THE TASK:
From the entries that follow, gather each line holding the word "icon".

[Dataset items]
* * *

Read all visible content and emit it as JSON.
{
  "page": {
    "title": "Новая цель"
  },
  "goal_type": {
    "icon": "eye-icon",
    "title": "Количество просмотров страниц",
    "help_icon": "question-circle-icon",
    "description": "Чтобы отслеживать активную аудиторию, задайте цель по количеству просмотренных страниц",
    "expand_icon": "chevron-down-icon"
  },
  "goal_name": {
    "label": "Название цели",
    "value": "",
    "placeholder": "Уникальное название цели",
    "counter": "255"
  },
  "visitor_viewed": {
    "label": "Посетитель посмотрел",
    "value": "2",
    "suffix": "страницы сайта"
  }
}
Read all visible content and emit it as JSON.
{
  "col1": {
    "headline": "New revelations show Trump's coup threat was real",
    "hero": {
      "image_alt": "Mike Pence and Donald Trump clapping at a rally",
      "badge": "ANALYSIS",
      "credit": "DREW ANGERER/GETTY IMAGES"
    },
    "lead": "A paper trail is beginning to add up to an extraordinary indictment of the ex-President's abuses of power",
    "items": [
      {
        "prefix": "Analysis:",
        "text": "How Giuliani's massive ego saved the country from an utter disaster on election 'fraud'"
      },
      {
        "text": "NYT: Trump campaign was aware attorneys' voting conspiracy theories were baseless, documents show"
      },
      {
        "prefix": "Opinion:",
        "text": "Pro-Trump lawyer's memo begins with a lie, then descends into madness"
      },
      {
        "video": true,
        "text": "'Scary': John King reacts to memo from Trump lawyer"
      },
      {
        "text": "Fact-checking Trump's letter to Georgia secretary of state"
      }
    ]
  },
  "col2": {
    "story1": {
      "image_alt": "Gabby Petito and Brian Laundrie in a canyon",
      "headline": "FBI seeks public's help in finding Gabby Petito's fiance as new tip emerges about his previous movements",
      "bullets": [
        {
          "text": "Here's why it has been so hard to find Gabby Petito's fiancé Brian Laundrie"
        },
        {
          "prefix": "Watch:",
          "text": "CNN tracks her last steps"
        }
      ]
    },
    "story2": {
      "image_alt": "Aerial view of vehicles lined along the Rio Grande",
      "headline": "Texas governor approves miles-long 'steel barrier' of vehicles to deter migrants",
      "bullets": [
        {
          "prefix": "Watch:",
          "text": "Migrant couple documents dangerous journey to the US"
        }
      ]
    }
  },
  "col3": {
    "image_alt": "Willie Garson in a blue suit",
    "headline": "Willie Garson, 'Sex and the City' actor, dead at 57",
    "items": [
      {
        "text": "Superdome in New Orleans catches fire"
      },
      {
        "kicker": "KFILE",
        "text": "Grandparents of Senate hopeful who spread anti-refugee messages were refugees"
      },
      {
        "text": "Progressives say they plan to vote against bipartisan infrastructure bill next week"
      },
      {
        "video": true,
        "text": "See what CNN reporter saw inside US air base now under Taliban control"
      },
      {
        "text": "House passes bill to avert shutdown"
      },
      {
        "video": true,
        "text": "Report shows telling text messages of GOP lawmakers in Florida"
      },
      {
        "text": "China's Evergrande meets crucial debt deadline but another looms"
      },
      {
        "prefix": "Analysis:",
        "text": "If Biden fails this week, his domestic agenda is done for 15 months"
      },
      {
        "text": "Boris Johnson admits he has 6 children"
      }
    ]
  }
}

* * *

SOLUTION BELOW:
    "icon": "eye-icon",
    "help_icon": "question-circle-icon",
    "expand_icon": "chevron-down-icon"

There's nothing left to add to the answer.